Sunday, October 28, 2007

Strategic Insight in Three Circles

Sometimes the simplest tools are the most powerful.  In this month’s Harvard Business Review, Joel Urbany and James Davis of Notre Dame’s Mendoza College of Business suggest that critical strategic insights can be gained from populating a template involving just three circles.
Although most executives can recite the truism that a company must build a distinct competitive advantage in order to grow and be profitable over the long term, many have only the fuzziest idea what that really means. . .We often encounter these executives in our consulting work and in our classrooms. We tell them to draw three circles. Those circles, placed in the proper relationship to one another, provide a good visual representation of what strategy—both internal and external—means. 
Here’s how it works.

1. Draw a circle and fill it with the things that customers value and why—that is, Customers’ Needs. Depending on the complexity and breadth of your offering, you may need to focus on a specific customer segment. Note that this exercise, when done in a group, may reveal brand new or emerging opportunities for value creation. Urbany and Davis explain, “The first circle thus represents the consensus view of everything the most important customers or customer segments want or need.”

2. Now draw a second circle. You’ll fill this one with how customers perceive Company Offerings. This one could be especially tricky in a group exercise, because (short of good, hard analysis), there may be plenty of opinions about how customers perceive your product and brand.

3. Now “slide” the two circles together so that your specific set of offerings overlap with customers' needs. Let’s hope that the overlap “feels” good and solid, so that there’s a high comfort level that you are providing some significant benefit or set of benefits that the customer requires. Urbany and Davis tell us, “Even in very mature industries customers don’t articulate all their wants or problems in conversations with companies. ..Customers’ unexpressed problems can often become a source of relationship building and growth opportunity.”

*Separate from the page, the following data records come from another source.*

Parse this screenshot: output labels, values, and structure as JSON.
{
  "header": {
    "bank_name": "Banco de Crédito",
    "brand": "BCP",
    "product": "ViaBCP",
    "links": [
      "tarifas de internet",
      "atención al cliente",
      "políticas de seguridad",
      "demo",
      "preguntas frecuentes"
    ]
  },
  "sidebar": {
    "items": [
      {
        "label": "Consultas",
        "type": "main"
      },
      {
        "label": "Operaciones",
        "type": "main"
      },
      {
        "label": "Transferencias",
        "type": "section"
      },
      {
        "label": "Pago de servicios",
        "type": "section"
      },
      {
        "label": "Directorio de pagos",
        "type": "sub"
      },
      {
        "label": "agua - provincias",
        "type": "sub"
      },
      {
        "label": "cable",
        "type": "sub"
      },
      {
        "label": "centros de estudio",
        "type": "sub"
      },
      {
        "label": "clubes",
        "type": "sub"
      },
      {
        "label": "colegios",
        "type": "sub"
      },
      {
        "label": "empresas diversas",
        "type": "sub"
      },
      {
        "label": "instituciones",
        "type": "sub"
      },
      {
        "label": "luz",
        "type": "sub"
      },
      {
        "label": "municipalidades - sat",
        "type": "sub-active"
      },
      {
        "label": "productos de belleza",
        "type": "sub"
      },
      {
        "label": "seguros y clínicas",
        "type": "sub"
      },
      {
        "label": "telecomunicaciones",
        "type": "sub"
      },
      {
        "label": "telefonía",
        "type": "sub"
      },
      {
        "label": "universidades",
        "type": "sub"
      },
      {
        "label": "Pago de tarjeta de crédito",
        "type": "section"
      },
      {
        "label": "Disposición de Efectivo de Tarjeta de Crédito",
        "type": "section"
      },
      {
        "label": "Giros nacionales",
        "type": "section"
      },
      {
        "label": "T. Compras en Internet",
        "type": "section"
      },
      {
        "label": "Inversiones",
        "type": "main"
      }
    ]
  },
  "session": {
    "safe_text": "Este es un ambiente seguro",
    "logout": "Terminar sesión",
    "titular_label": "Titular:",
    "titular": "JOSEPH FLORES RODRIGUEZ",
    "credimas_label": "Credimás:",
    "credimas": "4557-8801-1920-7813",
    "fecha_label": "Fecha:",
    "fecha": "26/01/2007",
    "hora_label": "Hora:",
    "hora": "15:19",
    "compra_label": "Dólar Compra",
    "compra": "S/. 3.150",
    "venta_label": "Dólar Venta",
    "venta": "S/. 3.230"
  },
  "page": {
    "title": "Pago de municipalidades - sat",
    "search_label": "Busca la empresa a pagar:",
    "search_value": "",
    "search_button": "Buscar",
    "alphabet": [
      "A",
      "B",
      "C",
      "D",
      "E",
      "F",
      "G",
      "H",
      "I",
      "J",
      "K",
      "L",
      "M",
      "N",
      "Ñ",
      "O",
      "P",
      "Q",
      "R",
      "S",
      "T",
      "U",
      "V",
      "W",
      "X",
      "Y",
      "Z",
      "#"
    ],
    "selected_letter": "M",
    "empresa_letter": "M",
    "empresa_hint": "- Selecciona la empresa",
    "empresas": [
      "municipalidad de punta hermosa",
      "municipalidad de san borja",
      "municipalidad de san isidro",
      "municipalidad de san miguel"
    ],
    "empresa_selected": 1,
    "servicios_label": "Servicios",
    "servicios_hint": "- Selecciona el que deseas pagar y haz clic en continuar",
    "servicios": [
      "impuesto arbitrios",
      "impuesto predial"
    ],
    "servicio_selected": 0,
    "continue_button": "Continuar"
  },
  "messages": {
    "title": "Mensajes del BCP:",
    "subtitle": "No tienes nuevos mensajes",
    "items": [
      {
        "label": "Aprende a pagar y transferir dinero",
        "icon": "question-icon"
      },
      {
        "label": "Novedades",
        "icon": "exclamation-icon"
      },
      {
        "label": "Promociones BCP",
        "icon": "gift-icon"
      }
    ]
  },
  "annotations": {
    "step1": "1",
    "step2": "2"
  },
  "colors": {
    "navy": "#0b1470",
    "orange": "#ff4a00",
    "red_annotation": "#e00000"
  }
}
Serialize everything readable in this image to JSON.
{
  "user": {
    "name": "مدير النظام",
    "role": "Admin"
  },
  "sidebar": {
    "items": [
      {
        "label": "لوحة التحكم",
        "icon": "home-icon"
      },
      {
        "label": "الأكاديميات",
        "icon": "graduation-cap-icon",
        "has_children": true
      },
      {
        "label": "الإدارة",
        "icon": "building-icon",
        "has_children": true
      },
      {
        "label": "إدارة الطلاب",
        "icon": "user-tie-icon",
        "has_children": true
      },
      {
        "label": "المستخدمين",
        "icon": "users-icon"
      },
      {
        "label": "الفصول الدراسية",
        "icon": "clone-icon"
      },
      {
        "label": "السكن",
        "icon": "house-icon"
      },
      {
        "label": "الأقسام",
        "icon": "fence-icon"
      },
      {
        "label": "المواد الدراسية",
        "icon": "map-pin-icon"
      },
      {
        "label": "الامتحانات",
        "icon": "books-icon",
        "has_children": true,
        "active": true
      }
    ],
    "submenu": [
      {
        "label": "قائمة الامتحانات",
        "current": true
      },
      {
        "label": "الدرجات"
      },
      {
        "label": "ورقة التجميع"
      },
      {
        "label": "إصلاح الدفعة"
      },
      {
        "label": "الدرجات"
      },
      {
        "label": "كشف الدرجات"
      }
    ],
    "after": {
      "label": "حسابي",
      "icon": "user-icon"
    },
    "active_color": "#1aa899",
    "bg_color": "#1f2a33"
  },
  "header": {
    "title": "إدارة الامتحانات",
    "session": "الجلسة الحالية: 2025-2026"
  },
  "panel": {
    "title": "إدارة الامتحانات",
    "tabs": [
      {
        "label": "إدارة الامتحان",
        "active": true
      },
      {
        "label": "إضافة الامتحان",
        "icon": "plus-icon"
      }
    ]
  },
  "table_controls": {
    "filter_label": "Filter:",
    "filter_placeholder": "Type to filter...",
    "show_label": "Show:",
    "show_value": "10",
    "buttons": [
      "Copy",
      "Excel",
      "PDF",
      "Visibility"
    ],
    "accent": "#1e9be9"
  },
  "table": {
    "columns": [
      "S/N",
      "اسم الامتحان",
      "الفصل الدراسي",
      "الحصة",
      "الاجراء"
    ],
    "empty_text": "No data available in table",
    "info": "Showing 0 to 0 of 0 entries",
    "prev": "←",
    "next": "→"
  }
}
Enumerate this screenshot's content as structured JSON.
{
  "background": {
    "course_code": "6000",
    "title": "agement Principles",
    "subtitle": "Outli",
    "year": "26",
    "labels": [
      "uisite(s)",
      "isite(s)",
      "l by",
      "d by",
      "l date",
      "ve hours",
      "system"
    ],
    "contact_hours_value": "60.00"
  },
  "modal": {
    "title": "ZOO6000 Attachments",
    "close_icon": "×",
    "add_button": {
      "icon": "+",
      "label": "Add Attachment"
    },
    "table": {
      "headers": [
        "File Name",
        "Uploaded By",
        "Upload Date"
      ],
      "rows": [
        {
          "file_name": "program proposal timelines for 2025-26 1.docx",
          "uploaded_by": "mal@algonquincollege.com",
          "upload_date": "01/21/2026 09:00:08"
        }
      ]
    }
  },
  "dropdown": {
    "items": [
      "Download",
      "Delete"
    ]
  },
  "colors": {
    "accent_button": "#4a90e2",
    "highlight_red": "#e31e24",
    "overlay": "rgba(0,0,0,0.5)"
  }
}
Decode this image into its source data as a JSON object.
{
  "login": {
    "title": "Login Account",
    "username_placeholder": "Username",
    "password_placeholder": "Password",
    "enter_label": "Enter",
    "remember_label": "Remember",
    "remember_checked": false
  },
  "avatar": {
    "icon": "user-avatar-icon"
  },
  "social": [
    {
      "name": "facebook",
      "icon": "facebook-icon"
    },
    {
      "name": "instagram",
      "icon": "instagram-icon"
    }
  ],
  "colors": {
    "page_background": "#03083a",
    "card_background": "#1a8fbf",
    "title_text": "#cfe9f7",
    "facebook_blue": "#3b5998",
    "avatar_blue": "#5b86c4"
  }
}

At this point, you can probably see a number of areas where further investigation may be required—even though you think about this stuff everyday.

4. Now it’s time for the last circle, which represents how customers perceive the offerings of your competitors. This third circle slides up to overlap the first two in a variety of interesting ways, as follows:

Each area within the circles is strategically important, but A, B, and C are critical to building competitive advantage. You should ask questions about each.

For A: How big and sustainable are our advantages? Are they based on distinctive capabilities? (Urbany and Davis note: “But the biggest surprise is often that area A, envisioned as huge by the company, turns out to be minuscule in the eyes of the customer.”)

For B: Are we delivering effectively in the area of parity?

For C: How can we counter our competitors’ advantages?

You should form hypotheses about the company’s competitive advantages and test them by asking customers. The process can yield surprising insights, such as how much opportunity for growth exists in the white space (E).

Another insight might be what value the company or its competitors create that customers don’t need (D, F, or G). This plays, by the way, to Christensen’s Innovator’s Dilemma: Where have you pushed the technology or offering so far that folks stopped seeing value in it?

Perhaps the greatest insight will be how much opinion and conjecture there are behind your "analysis," instead of data-based knowledge. That alone—knowing what you don’t know—may be one of the most useful outcomes of the exercise.